The Cinderella Caper: More 'Mock Hazelles'.
The Cinderella Caper: More ‘Mock Hazelles’ that Hugh made.

When I sent away to order a box of puppet parts, Diane was the person who responded. At first, I simply noticed that the name on the invoices was always the same, but over the next few years, our correspondence back and forth increased, and I became aware of the person behind the name. There was a caring, interested lady who took time to pick out exactly the right item to fill the bill. With the advent of email, our correspondence increased, and soon, I was sending Diane pictures of the mock Hazelles we had made with her puppet parts. Before I knew it, Diane had issued an invitation for us to come down and perform at the PAI if we ever were travelling in the area.
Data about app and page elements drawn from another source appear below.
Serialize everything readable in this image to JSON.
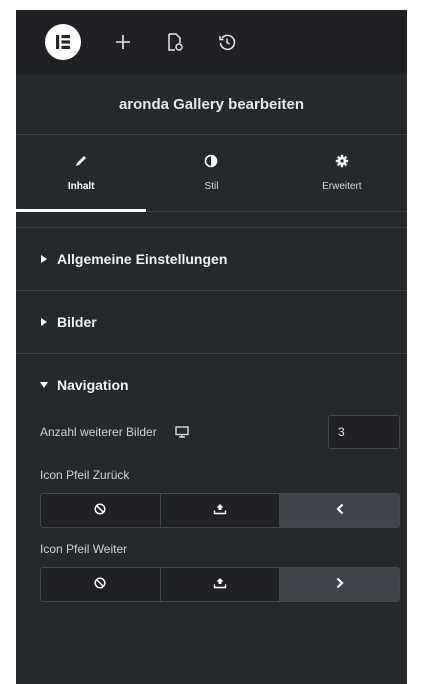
{
  "topbar": {
    "logo_icon": "elementor-logo-icon",
    "add_icon": "plus-icon",
    "page_settings_icon": "page-settings-icon",
    "history_icon": "history-icon"
  },
  "panel": {
    "title": "aronda Gallery bearbeiten"
  },
  "tabs": [
    {
      "label": "Inhalt",
      "icon": "pencil-icon",
      "active": true
    },
    {
      "label": "Stil",
      "icon": "half-circle-icon",
      "active": false
    },
    {
      "label": "Erweitert",
      "icon": "gear-icon",
      "active": false
    }
  ],
  "sections": {
    "general": {
      "title": "Allgemeine Einstellungen",
      "expanded": false
    },
    "images": {
      "title": "Bilder",
      "expanded": false
    },
    "navigation": {
      "title": "Navigation",
      "expanded": true
    }
  },
  "navigation": {
    "more_images": {
      "label": "Anzahl weiterer Bilder",
      "value": "3",
      "device_icon": "desktop-icon"
    },
    "icon_back": {
      "label": "Icon Pfeil Zurück",
      "options": [
        "ban-icon",
        "upload-icon",
        "chevron-left-icon"
      ],
      "selected": 2
    },
    "icon_next": {
      "label": "Icon Pfeil Weiter",
      "options": [
        "ban-icon",
        "upload-icon",
        "chevron-right-icon"
      ],
      "selected": 2
    }
  },
  "colors": {
    "panel_bg": "#26292c",
    "topbar_bg": "#1f2124",
    "divider": "#3d4045",
    "selected_choice": "#3f444b",
    "text": "#d5d8dc"
  }
}
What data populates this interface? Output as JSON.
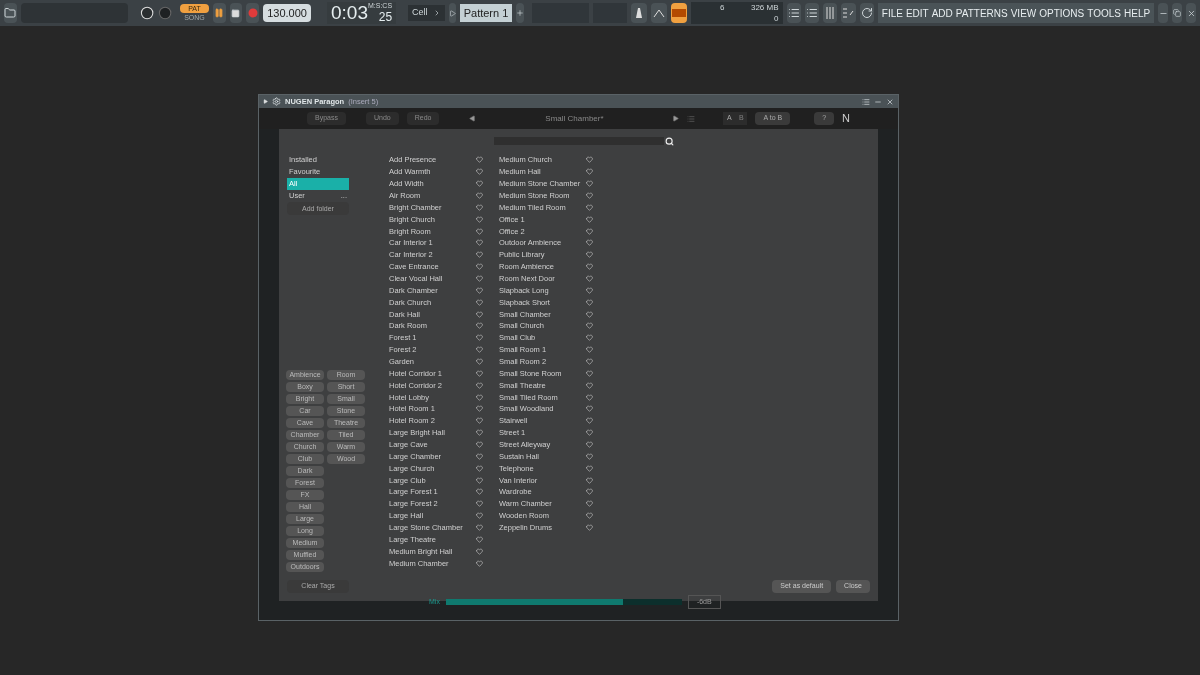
{
  "toolbar": {
    "transport_mode": [
      {
        "label": "PAT",
        "selected": true
      },
      {
        "label": "SONG",
        "selected": false
      }
    ],
    "tempo": "130.000",
    "time": "0:03",
    "time_cs": "25",
    "time_format": "M:S:CS",
    "snap": "Cell",
    "pattern": "Pattern 1",
    "cpu": "6",
    "memory": "326 MB",
    "polyphony": "0",
    "menu": [
      "FILE",
      "EDIT",
      "ADD",
      "PATTERNS",
      "VIEW",
      "OPTIONS",
      "TOOLS",
      "HELP"
    ]
  },
  "plugin": {
    "title": "NUGEN Paragon",
    "insert": "(Insert 5)",
    "buttons": [
      {
        "label": "Bypass",
        "disabled": true
      },
      {
        "label": "Undo",
        "disabled": true
      },
      {
        "label": "Redo",
        "disabled": true
      }
    ],
    "preset": "Small Chamber*",
    "ab": [
      {
        "label": "A",
        "selected": true
      },
      {
        "label": "B",
        "selected": false
      }
    ],
    "a_to_b": "A to B",
    "help": "?",
    "logo": "N",
    "browser": {
      "folders": [
        {
          "label": "Installed",
          "selected": false
        },
        {
          "label": "Favourite",
          "selected": false
        },
        {
          "label": "All",
          "selected": true
        },
        {
          "label": "User",
          "selected": false,
          "more": "..."
        }
      ],
      "add_folder": "Add folder",
      "tags": [
        [
          {
            "label": "Ambience",
            "selected": false
          },
          {
            "label": "Boxy",
            "selected": false
          },
          {
            "label": "Bright",
            "selected": false
          },
          {
            "label": "Car",
            "selected": false
          },
          {
            "label": "Cave",
            "selected": false
          },
          {
            "label": "Chamber",
            "selected": false
          },
          {
            "label": "Church",
            "selected": false
          },
          {
            "label": "Club",
            "selected": false
          },
          {
            "label": "Dark",
            "selected": false
          },
          {
            "label": "Forest",
            "selected": false
          },
          {
            "label": "FX",
            "selected": false
          },
          {
            "label": "Hall",
            "selected": false
          },
          {
            "label": "Large",
            "selected": false
          },
          {
            "label": "Long",
            "selected": false
          },
          {
            "label": "Medium",
            "selected": false
          },
          {
            "label": "Muffled",
            "selected": false
          },
          {
            "label": "Outdoors",
            "selected": false
          }
        ],
        [
          {
            "label": "Room",
            "selected": false
          },
          {
            "label": "Short",
            "selected": false
          },
          {
            "label": "Small",
            "selected": false
          },
          {
            "label": "Stone",
            "selected": false
          },
          {
            "label": "Theatre",
            "selected": false
          },
          {
            "label": "Tiled",
            "selected": false
          },
          {
            "label": "Warm",
            "selected": false
          },
          {
            "label": "Wood",
            "selected": false
          }
        ]
      ],
      "preset_columns": [
        [
          "Add Presence",
          "Add Warmth",
          "Add Width",
          "Air Room",
          "Bright Chamber",
          "Bright Church",
          "Bright Room",
          "Car Interior 1",
          "Car Interior 2",
          "Cave Entrance",
          "Clear Vocal Hall",
          "Dark Chamber",
          "Dark Church",
          "Dark Hall",
          "Dark Room",
          "Forest 1",
          "Forest 2",
          "Garden",
          "Hotel Corridor 1",
          "Hotel Corridor 2",
          "Hotel Lobby",
          "Hotel Room 1",
          "Hotel Room 2",
          "Large Bright Hall",
          "Large Cave",
          "Large Chamber",
          "Large Church",
          "Large Club",
          "Large Forest 1",
          "Large Forest 2",
          "Large Hall",
          "Large Stone Chamber",
          "Large Theatre",
          "Medium Bright Hall",
          "Medium Chamber"
        ],
        [
          "Medium Church",
          "Medium Hall",
          "Medium Stone Chamber",
          "Medium Stone Room",
          "Medium Tiled Room",
          "Office 1",
          "Office 2",
          "Outdoor Ambience",
          "Public Library",
          "Room Ambience",
          "Room Next Door",
          "Slapback Long",
          "Slapback Short",
          "Small Chamber",
          "Small Church",
          "Small Club",
          "Small Room 1",
          "Small Room 2",
          "Small Stone Room",
          "Small Theatre",
          "Small Tiled Room",
          "Small Woodland",
          "Stairwell",
          "Street 1",
          "Street Alleyway",
          "Sustain Hall",
          "Telephone",
          "Van Interior",
          "Wardrobe",
          "Warm Chamber",
          "Wooden Room",
          "Zeppelin Drums"
        ]
      ],
      "clear_tags": "Clear Tags",
      "set_default": "Set as default",
      "close": "Close"
    },
    "mix": {
      "label": "Mix",
      "level": 0.75,
      "reading": "-6dB"
    }
  }
}
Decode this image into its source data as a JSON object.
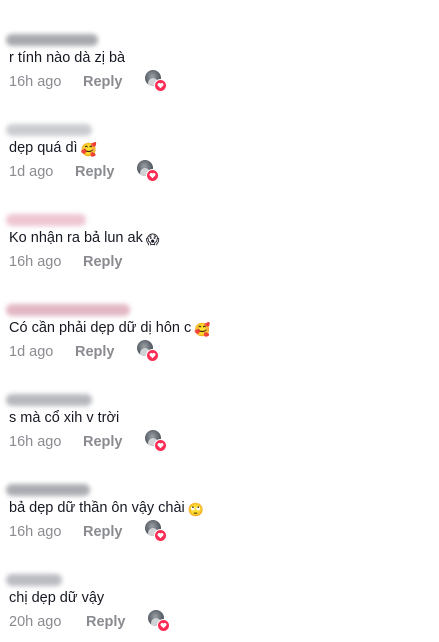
{
  "comments": [
    {
      "text": "r tính nào dà zị bà",
      "time": "16h ago",
      "reply": "Reply",
      "emoji": "",
      "username_tint": "#8a8d95"
    },
    {
      "text": "dẹp quá dì",
      "time": "1d ago",
      "reply": "Reply",
      "emoji": "🥰",
      "username_tint": "#b9bcc2"
    },
    {
      "text": "Ko nhận ra bả lun ak",
      "time": "16h ago",
      "reply": "Reply",
      "emoji": "😱",
      "username_tint": "#e8b4c4"
    },
    {
      "text": "Có cần phải dẹp dữ dị hôn c",
      "time": "1d ago",
      "reply": "Reply",
      "emoji": "🥰",
      "username_tint": "#d9a0b0"
    },
    {
      "text": "s mà cổ xih v trời",
      "time": "16h ago",
      "reply": "Reply",
      "emoji": "",
      "username_tint": "#9ea1a8"
    },
    {
      "text": "bả dẹp dữ thần ôn vậy chài",
      "time": "16h ago",
      "reply": "Reply",
      "emoji": "🙄",
      "username_tint": "#8e9198"
    },
    {
      "text": "chị dẹp dữ vậy",
      "time": "20h ago",
      "reply": "Reply",
      "emoji": "",
      "username_tint": "#a3a6ad"
    }
  ],
  "creator_like_icon": "creator-liked-avatar-icon",
  "like_badge_icon": "heart-icon",
  "accent_color": "#fe2c55"
}
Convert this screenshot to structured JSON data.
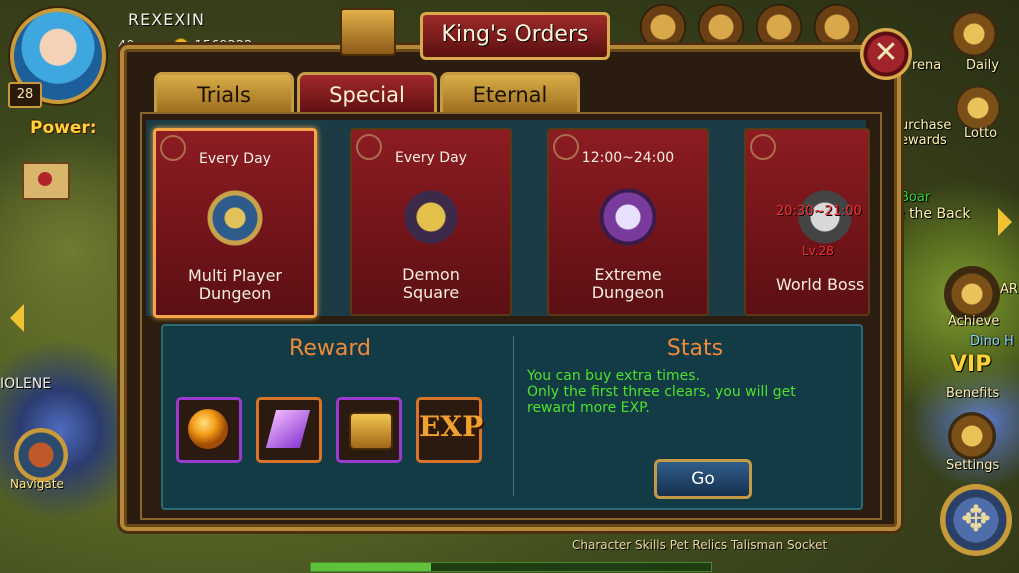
{
  "player": {
    "name": "REXEXIN",
    "level": "28",
    "gold": "1569222",
    "power_label": "Power:",
    "partial_stat": "40"
  },
  "world": {
    "npc_name": "IOLENE",
    "navigate_label": "Navigate",
    "bottom_menu": "Character  Skills  Pet  Relics  Talisman  Socket",
    "side_labels": {
      "arena": "rena",
      "daily": "Daily",
      "purchase_rewards": "urchase\newards",
      "lotto": "Lotto",
      "achieve": "Achieve",
      "vip": "VIP",
      "benefits": "Benefits",
      "settings": "Settings",
      "scroll_text": "e the Back",
      "boss_label": "Boar",
      "dino": "Dino H",
      "ar": "AR"
    }
  },
  "dialog": {
    "title": "King's Orders",
    "tabs": [
      {
        "label": "Trials",
        "active": false
      },
      {
        "label": "Special",
        "active": true
      },
      {
        "label": "Eternal",
        "active": false
      }
    ],
    "cards": [
      {
        "time": "Every Day",
        "name_line1": "Multi Player",
        "name_line2": "Dungeon",
        "icon": "shield-crest-icon",
        "selected": true
      },
      {
        "time": "Every Day",
        "name_line1": "Demon",
        "name_line2": "Square",
        "icon": "demon-skull-icon"
      },
      {
        "time": "12:00~24:00",
        "name_line1": "Extreme",
        "name_line2": "Dungeon",
        "icon": "purple-skull-icon"
      },
      {
        "name_line1": "World Boss",
        "boss_time": "20:30~21:00",
        "boss_level": "Lv.28",
        "icon": "boss-head-icon"
      }
    ],
    "reward_title": "Reward",
    "stats_title": "Stats",
    "stats_lines": [
      "You can buy extra times.",
      "Only the first three clears, you will get",
      "reward more EXP."
    ],
    "reward_items": [
      "orange-orb-icon",
      "purple-crystal-icon",
      "treasure-chest-icon",
      "exp-icon"
    ],
    "exp_text": "EXP",
    "go_label": "Go",
    "close_symbol": "✕"
  },
  "colors": {
    "stats_text": "#4ee12c",
    "section_title": "#f08a3a",
    "card_bg": "#8c1c22",
    "selected_border": "#f3a548"
  }
}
Guard Dog on Duty.
Guard Dog on Duty. The sheep and pigs were made using Hazelle heads.

We were not able to take her up on this invitation for many years, but in 2006, we planned a motorhome trip across the States, so I let Diane know that we could detour down to Missouri if she would still like us to come. Her response was immediate. She would set up a performance at the PAI to fit in with our travelling schedule. We had developed several shows by this time, and after much discussion, we decided to perform Guard Dog on Duty, a lively Max, the Ho Hum Husky show that featured cowboys, a farm and a big parade. Diane was delighted with our choice and thought it sounded perfect for the venue.

There was the theatre I'd had as a child.
There was the theatre I’d had as a child.

What a wonderful part of our holiday that proved to be. Visiting the PAI was extremely nostalgic for me. The moment I walked in the door, there was the Hazelle theatre that I’d had as a child. I recognized the puppet scripts and the boxes, the puppets I’d actually owned and the puppets I’d merely coveted from the glossy brochures. The displays were wonderful, and what a treat it was to perform there. The volunteers were friendly and helpful, and come performance time, the show went beautifully and the audiences were welcoming and most enthusiastic.

The Missouri Caves
The Missouri Caves

We enjoyed every minute of our stay, both work and play. Diane and her husband took us to dinner at a lovely restaurant called Verona’s on the first evening, and what gracious and interesting hosts they were. After dinner, they took us on a tour of the Missouri caves, and these amazing caverns turned out to be one of the most fascinating tourist sites on our entire trip. We had no idea there were caves in Missouri, let alone the massive underground network that actually existed, much of which was used for storage or industry. We even saw a train line running alongside at one point as we drove through. Here in the caves we also saw something that brought huge smiles to our faces. There, in the PAI storage unit, were the Sound of Music goats!

With Alice 'Diane' Houk, a lovely welcome from a very special lady.
With Alice ‘Diane’ Houk, a lovely welcome from a very special lady.

We were sorry to say farewell when it was time to move on, and Diane issued an open invitation for us to come back in the future. We had hoped to be able to return to the PAI, but as often happens, life detoured in other directions and we never got back to Missouri. However, Diane always kept in touch with cards and email notes and we kept her posted about our shows. This Christmas had been unusually hectic for us so a lot of the usual seasonal things passed us by, but I remember suddenly thinking that we hadn’t heard from Diane. Now, of course, I realize why. Even though our contact was so brief and transitory, we felt so sad to see that she had passed away. Those that knew her well must miss her terribly. She was the driving force behind the PAI and I can’t begin to imagine what countless hours she must have devoted to making that dream a reality. A remarkable woman indeed, and one who is always in our minds and hearts when we pick up our Hazelle marionettes. The world of puppetry has lost a very special friend.

Remembering a very special lady